[Data records for software interfaces]

--------------------------------

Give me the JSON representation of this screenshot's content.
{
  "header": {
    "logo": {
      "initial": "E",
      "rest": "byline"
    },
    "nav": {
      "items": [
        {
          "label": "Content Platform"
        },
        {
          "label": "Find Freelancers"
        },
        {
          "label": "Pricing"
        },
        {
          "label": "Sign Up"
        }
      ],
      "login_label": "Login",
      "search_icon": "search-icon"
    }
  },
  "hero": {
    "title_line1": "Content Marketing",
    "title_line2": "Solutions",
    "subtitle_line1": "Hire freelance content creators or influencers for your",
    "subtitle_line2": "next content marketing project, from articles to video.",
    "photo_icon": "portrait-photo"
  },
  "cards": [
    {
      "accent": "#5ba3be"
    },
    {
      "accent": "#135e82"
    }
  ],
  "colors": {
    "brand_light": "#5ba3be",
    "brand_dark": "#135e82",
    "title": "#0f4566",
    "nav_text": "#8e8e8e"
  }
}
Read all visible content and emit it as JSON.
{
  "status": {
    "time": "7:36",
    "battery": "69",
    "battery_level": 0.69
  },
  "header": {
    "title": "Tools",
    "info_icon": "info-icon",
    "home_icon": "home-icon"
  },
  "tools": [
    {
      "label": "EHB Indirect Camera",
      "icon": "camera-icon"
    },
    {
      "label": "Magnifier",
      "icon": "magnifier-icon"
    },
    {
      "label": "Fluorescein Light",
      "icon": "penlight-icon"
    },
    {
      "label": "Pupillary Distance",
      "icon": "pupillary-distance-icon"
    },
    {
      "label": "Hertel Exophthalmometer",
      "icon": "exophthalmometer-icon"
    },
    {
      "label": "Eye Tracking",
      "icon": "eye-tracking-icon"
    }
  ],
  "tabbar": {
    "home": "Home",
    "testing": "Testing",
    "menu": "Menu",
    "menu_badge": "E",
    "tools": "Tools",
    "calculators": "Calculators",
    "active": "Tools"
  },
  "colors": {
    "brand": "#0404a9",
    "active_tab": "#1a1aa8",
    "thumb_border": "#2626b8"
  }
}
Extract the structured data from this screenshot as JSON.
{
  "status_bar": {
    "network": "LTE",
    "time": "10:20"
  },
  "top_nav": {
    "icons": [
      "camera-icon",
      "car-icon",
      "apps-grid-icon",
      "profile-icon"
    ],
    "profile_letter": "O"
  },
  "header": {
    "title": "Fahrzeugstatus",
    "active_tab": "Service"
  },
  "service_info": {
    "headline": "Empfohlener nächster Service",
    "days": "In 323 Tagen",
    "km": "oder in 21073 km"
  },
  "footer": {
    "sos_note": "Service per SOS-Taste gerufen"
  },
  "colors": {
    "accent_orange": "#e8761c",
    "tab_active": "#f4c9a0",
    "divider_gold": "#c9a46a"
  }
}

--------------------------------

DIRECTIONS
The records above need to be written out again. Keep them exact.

SOLUTION TO THIS EXERCISE
Give me the JSON representation of this screenshot's content.
{
  "header": {
    "logo": {
      "initial": "E",
      "rest": "byline"
    },
    "nav": {
      "items": [
        {
          "label": "Content Platform"
        },
        {
          "label": "Find Freelancers"
        },
        {
          "label": "Pricing"
        },
        {
          "label": "Sign Up"
        }
      ],
      "login_label": "Login",
      "search_icon": "search-icon"
    }
  },
  "hero": {
    "title_line1": "Content Marketing",
    "title_line2": "Solutions",
    "subtitle_line1": "Hire freelance content creators or influencers for your",
    "subtitle_line2": "next content marketing project, from articles to video.",
    "photo_icon": "portrait-photo"
  },
  "cards": [
    {
      "accent": "#5ba3be"
    },
    {
      "accent": "#135e82"
    }
  ],
  "colors": {
    "brand_light": "#5ba3be",
    "brand_dark": "#135e82",
    "title": "#0f4566",
    "nav_text": "#8e8e8e"
  }
}
Read all visible content and emit it as JSON.
{
  "status": {
    "time": "7:36",
    "battery": "69",
    "battery_level": 0.69
  },
  "header": {
    "title": "Tools",
    "info_icon": "info-icon",
    "home_icon": "home-icon"
  },
  "tools": [
    {
      "label": "EHB Indirect Camera",
      "icon": "camera-icon"
    },
    {
      "label": "Magnifier",
      "icon": "magnifier-icon"
    },
    {
      "label": "Fluorescein Light",
      "icon": "penlight-icon"
    },
    {
      "label": "Pupillary Distance",
      "icon": "pupillary-distance-icon"
    },
    {
      "label": "Hertel Exophthalmometer",
      "icon": "exophthalmometer-icon"
    },
    {
      "label": "Eye Tracking",
      "icon": "eye-tracking-icon"
    }
  ],
  "tabbar": {
    "home": "Home",
    "testing": "Testing",
    "menu": "Menu",
    "menu_badge": "E",
    "tools": "Tools",
    "calculators": "Calculators",
    "active": "Tools"
  },
  "colors": {
    "brand": "#0404a9",
    "active_tab": "#1a1aa8",
    "thumb_border": "#2626b8"
  }
}
Extract the structured data from this screenshot as JSON.
{
  "status_bar": {
    "network": "LTE",
    "time": "10:20"
  },
  "top_nav": {
    "icons": [
      "camera-icon",
      "car-icon",
      "apps-grid-icon",
      "profile-icon"
    ],
    "profile_letter": "O"
  },
  "header": {
    "title": "Fahrzeugstatus",
    "active_tab": "Service"
  },
  "service_info": {
    "headline": "Empfohlener nächster Service",
    "days": "In 323 Tagen",
    "km": "oder in 21073 km"
  },
  "footer": {
    "sos_note": "Service per SOS-Taste gerufen"
  },
  "colors": {
    "accent_orange": "#e8761c",
    "tab_active": "#f4c9a0",
    "divider_gold": "#c9a46a"
  }
}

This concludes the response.